OCEAN CITY – Following through on enforcing the newly established rules and regulations for the scooter rental industry, the City Council told a rental operator this week he must find the appropriate training space by today or close for business.
At Tuesday’s Mayor and Council meeting, Yehuda Peretz of Island Cycles, located on Somerset Street downtown, requested the council approve the temporary use of a portion of Dorchester Street for scooter training.
The requirement that scooter rental operators have to provide a training area was established in early May when the council approved a list of new rules and regulations to be placed on the industry to ensure safety as the number of scooter accidents increased in town.
“We have been practicing on Dorchester Street for the last 12 years,” Peretz said. “Within your rules and regulations, we would have to find a private property and we cannot find private property downtown.”
Ocean City Development Corporation (OCDC) Executive Director Glenn Irwin submitted that the OCDC Board of Directors is supportive of Island Cycles’ request to use a portion of Dorchester Street, east of Baltimore Ave, as its scooter training area up to Dec. 31, 2012, at which point another training area must be located in order to continue its operation.
Irwin added that the OCDC is adamant that scooter training must not occur on Somerset Plaza since it is a pedestrian walkway.
“Mr. Peretz has operated a good business on Somerset Street and the problem he has is a unique situation … we know he needs to find a place to train but for this season, being on short notice and being the summer time here, we feel that this one-time opportunity for Dorchester Street is a place where he could train for this year,” OCDC President Todd Ferrante said.
Ocean City Zoning Administrator Blaine Smith pointed out the recently passed law “prohibits the use of public property or rights of way for training purposes unless they receive permission from the Mayor and City Council.”
Smith added that currently Island Cycles does not have an approved training area as required and will have to locate a space before its business license is renewed by June 1.
During Tuesday afternoon’s meeting, Smith said about three quarters of the scooter rental industry are now in compliance with the training area requirement, and the others are working to come up with alternative methods that do not include a public right of way.
“I think all of them will be able to do that except for this one,” Smith said.
Councilman Lloyd Martin was in favor of Peretz’s request, agreeing that the law did not provide enough time to comply and made a motion to approve Dorchester Street as a training space for Island Cycles for one year.
“It’s not the operator,” Martin said. “It’s the people driving the scooters we have the problem with.
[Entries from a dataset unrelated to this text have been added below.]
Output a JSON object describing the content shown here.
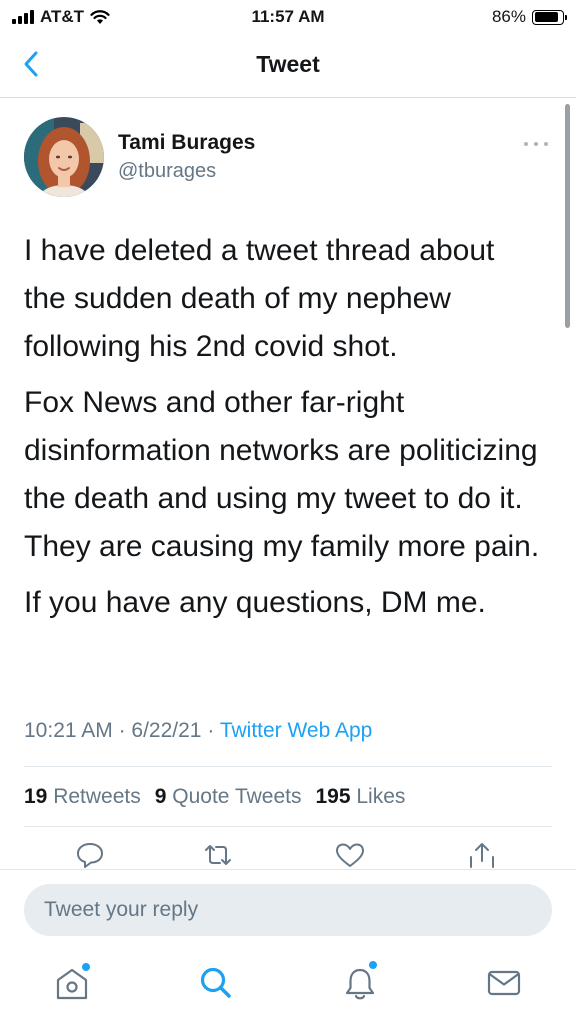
{
  "status_bar": {
    "carrier": "AT&T",
    "time": "11:57 AM",
    "battery_percent": "86%",
    "battery_level": 0.86
  },
  "nav": {
    "title": "Tweet",
    "back_icon": "chevron-left-icon"
  },
  "tweet": {
    "author": {
      "name": "Tami Burages",
      "handle": "@tburages"
    },
    "paragraphs": [
      "I have deleted a tweet thread about the sudden death of my nephew following his 2nd covid shot.",
      "Fox News and other far-right disinformation networks are politicizing the death and using my tweet to do it. They are causing my family more pain.",
      "If you have any questions, DM me."
    ],
    "time": "10:21 AM",
    "date": "6/22/21",
    "separator": "·",
    "source": "Twitter Web App",
    "stats": {
      "retweets_count": "19",
      "retweets_label": "Retweets",
      "quotes_count": "9",
      "quotes_label": "Quote Tweets",
      "likes_count": "195",
      "likes_label": "Likes"
    },
    "actions": [
      "reply-icon",
      "retweet-icon",
      "like-icon",
      "share-icon"
    ]
  },
  "reply": {
    "placeholder": "Tweet your reply"
  },
  "tab_bar": {
    "items": [
      "home-icon",
      "search-icon",
      "notifications-icon",
      "messages-icon"
    ]
  },
  "colors": {
    "accent": "#1da1f2",
    "secondary_text": "#657786",
    "primary_text": "#14171a"
  }
}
The practice area shows you they can drive, but it doesn’t mean they are going to drive that way out on the street.”
Councilman Brent Ashley agreed with Martin.
“I am not going to vote to put somebody out of business,” he said.
Councilwoman Margaret Pillas asserted she was surprised with the OCDC’s approval and the comments made.
“Sir, this is not short notice, you have known about this for months,” she said to Peretz.
Pillas added that Island Cycles has the most accidents on record.
“I think this is very poor business of the government to allow very good operators who are trying their best, some have already given up their locations because they do not fit into the regulations now and for us to allow you to do this I think is an injustice,” she said.
The request was rejected by a 3-4 vote with Council members Joe Hall, Doug Cymek, Mary Knight and Pillas in opposition.